Lawrence Weiner (American, born 1942).  Rocks Upon the Beach Sand Upon the Rocks, 1988. Language + the materials referred to, dimensions variable.  Acquisition from the Werner Dannheisser Testamentary Trust.  © 2013 Lawrence Weiner / Artists Rights Society (ARS), New York.  Installation view, the Art Gallery of Western Australia, 2013

Lawrence Weiner. Rocks Upon the Beach Sand Upon the Rocks. 1988. Language and the materials referred to, dimensions variable. The Museum of Modern Art, New York. Acquisition from the Werner Dannheisser Testamentary Trust. © 2013 Lawrence Weiner/Artists Rights Society (ARS), New York. Installation view, the Art Gallery of Western Australia, 2013

And Urs Fischer’s Untitled sculpture from 2000 consists of half an apple and half a pear, screwed together and suspended from nylon filament. The work was not only constructed anew for this venue, but will be remade regularly throughout the course of the exhibition. A kind of postmodern still life, it takes Cézanne’s desire to express the tangible “thingness” of a piece of fruit to a whole new level.

Archive-as-impetus-150x150
June 20, 2013  |  Artists, Events & Programs
Living History: Xaviera Simmons and Archive as Impetus
An Archive as Impetus performance in MoMA's Agnes Gund Garden Lobby. Photograph courtesy of Xaviera Simmons

An Archive as Impetus performance in MoMA’s Agnes Gund Garden Lobby. Photograph courtesy of Xaviera Simmons

What do women artists want?

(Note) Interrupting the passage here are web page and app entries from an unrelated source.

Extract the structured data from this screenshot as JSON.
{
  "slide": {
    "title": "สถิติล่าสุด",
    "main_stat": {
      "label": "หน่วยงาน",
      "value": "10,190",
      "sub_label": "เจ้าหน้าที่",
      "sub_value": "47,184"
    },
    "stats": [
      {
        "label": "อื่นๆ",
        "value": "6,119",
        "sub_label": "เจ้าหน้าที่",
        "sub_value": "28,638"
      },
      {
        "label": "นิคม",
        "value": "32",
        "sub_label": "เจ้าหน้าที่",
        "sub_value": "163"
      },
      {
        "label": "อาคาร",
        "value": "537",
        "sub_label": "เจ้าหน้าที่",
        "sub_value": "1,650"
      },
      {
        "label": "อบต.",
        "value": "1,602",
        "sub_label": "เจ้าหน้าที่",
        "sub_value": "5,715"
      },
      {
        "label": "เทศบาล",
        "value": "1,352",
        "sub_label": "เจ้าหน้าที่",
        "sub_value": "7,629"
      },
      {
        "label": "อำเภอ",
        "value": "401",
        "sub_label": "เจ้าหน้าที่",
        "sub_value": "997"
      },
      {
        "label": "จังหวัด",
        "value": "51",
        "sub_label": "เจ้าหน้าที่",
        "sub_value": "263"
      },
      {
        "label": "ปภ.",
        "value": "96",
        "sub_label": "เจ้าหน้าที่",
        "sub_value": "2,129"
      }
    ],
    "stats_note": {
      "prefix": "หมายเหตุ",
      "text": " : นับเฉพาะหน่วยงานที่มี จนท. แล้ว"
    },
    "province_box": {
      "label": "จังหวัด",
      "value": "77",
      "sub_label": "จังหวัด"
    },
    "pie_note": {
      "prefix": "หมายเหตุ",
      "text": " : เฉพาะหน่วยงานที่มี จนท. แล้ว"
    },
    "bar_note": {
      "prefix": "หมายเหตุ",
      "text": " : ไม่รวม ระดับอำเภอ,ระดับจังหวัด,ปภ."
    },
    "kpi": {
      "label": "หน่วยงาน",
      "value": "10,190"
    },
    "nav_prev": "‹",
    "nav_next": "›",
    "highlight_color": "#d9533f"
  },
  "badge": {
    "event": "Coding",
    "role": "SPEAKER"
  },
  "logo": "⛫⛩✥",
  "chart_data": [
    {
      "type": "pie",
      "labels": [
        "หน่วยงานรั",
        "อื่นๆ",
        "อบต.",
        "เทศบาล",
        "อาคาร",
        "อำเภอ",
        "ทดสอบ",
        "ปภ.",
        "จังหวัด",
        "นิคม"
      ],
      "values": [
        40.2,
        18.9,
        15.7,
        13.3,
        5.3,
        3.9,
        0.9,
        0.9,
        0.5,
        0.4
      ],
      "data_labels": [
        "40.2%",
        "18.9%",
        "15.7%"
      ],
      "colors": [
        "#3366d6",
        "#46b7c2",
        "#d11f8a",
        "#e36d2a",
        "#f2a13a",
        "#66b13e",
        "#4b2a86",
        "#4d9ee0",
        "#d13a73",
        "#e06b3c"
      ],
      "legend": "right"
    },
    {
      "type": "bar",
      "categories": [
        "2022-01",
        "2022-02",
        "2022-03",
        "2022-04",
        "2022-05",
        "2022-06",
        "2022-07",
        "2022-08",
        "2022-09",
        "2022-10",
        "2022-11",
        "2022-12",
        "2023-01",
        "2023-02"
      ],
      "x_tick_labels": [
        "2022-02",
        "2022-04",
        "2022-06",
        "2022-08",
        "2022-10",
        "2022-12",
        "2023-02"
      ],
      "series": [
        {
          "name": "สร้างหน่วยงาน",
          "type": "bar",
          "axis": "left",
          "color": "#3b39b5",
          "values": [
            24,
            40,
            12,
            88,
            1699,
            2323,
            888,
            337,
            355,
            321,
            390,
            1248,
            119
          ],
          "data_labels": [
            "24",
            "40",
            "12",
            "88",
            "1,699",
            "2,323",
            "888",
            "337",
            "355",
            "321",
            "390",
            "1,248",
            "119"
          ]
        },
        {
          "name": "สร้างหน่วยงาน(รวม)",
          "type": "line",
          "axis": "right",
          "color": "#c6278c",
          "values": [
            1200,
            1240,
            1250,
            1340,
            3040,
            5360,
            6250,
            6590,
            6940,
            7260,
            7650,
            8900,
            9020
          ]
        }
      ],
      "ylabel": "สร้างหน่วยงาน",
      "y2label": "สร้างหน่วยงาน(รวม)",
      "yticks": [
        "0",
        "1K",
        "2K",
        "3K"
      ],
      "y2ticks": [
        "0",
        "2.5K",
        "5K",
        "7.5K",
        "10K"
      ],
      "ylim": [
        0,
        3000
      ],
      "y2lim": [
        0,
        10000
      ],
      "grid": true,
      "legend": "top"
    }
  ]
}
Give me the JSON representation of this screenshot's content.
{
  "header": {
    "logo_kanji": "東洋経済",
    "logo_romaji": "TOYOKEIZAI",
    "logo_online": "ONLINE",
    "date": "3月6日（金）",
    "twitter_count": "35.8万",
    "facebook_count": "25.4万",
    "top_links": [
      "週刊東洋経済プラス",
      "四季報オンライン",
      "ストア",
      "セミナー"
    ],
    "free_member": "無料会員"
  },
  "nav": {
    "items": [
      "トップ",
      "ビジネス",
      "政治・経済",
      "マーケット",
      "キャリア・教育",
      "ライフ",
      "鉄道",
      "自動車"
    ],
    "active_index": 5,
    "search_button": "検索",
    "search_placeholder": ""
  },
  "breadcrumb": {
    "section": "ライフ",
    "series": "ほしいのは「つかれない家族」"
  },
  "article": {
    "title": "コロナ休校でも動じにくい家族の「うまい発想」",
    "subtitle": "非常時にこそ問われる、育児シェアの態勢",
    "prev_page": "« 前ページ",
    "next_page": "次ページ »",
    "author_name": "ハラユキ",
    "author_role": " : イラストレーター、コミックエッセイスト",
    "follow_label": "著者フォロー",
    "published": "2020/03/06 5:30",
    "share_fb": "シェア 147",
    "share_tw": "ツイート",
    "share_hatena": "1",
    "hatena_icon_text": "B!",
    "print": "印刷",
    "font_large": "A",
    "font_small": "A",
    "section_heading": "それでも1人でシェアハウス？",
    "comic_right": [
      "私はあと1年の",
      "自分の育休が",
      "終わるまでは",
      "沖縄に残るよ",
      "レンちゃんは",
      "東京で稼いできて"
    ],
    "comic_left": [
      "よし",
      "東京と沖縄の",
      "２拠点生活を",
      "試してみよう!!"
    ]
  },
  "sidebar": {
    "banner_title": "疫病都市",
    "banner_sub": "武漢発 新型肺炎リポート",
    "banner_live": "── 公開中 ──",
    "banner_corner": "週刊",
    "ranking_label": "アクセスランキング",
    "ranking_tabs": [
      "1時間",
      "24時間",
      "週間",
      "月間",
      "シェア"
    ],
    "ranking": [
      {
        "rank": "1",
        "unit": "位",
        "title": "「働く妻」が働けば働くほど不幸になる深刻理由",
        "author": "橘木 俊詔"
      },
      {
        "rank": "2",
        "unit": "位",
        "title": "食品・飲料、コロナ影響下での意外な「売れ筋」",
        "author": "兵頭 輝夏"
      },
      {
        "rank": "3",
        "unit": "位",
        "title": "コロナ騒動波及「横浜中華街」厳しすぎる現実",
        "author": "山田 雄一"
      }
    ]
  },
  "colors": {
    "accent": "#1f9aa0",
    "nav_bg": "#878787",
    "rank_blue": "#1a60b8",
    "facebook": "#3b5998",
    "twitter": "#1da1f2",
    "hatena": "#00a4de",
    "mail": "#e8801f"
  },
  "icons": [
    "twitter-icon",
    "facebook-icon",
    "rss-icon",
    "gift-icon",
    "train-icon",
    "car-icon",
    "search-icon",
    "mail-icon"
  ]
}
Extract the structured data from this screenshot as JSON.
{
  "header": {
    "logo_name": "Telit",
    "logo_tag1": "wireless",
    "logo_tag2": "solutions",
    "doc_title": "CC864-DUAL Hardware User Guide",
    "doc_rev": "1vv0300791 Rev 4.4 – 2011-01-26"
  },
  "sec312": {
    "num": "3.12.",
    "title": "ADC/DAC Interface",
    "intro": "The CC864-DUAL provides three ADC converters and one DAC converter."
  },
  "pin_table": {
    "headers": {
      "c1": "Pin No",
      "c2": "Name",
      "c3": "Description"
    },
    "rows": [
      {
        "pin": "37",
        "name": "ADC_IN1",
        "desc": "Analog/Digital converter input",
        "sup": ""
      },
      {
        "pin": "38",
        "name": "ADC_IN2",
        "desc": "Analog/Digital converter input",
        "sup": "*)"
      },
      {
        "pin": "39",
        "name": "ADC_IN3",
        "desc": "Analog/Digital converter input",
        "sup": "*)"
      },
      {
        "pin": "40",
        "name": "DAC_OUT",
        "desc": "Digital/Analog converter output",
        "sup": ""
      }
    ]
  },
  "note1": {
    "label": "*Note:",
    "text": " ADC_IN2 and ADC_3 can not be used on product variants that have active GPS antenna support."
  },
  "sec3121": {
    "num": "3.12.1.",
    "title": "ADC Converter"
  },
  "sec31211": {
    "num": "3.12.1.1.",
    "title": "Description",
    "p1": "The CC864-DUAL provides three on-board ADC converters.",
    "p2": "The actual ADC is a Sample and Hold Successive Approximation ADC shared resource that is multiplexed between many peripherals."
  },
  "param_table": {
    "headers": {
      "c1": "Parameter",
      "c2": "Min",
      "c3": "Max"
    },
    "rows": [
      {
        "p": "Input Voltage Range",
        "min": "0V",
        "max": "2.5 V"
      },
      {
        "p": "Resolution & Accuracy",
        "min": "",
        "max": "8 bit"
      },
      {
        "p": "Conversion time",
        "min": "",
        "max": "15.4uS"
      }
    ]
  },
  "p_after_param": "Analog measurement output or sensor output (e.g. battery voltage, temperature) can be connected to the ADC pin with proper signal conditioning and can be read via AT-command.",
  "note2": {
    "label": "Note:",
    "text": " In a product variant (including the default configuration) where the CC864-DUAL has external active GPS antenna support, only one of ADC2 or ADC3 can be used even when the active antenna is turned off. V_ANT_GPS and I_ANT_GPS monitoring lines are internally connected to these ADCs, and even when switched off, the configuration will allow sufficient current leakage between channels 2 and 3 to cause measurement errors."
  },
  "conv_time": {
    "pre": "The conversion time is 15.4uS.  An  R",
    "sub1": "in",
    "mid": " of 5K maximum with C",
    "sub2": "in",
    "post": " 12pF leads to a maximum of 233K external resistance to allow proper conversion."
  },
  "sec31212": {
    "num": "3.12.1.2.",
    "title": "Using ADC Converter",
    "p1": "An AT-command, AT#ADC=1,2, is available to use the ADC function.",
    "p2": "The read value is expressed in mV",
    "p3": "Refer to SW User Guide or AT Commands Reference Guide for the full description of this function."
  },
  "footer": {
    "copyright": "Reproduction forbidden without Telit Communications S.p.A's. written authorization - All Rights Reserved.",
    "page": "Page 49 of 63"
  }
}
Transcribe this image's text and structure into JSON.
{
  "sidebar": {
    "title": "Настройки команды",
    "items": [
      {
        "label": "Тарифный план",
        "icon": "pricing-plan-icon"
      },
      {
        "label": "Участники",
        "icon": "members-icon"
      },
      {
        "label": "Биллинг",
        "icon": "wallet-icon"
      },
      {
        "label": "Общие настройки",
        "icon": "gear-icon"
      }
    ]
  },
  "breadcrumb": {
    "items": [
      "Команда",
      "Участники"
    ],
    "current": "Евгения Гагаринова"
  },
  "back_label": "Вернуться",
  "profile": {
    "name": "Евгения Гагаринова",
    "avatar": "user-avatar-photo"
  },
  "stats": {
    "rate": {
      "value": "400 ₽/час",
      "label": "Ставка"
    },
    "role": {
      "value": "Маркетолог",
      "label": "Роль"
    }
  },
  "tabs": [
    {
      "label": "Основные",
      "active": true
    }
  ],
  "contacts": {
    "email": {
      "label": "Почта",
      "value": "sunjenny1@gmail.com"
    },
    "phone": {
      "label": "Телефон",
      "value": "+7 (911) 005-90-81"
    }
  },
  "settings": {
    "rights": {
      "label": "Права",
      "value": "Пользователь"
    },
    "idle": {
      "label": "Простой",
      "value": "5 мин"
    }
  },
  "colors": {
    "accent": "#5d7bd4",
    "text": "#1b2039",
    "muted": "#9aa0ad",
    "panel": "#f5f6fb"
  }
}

This question is announced through a microphone, repeated—carrying out into MoMA’s Garden Lobby and on to the second-floor Marron Atrium as visitors stop, turn, and listen. Read more

Corbucoverfinal-150x150
June 19, 2013  |  Collection & Exhibitions, Publications
“Corbusian Atlas” Takes Readers in a New Direction
Cover of Le Corbusier: An Atlas of Modern Landscapes published by The Museum of Modern Art

Cover of Le Corbusier: An Atlas of Modern Landscapes published by The Museum of Modern Art

As the leader of the International Style, the Swiss-born, Paris-based architect Le Corbusier had the rare opportunity to build on three continents at a time when airplanes were still a new method of transportation. Read more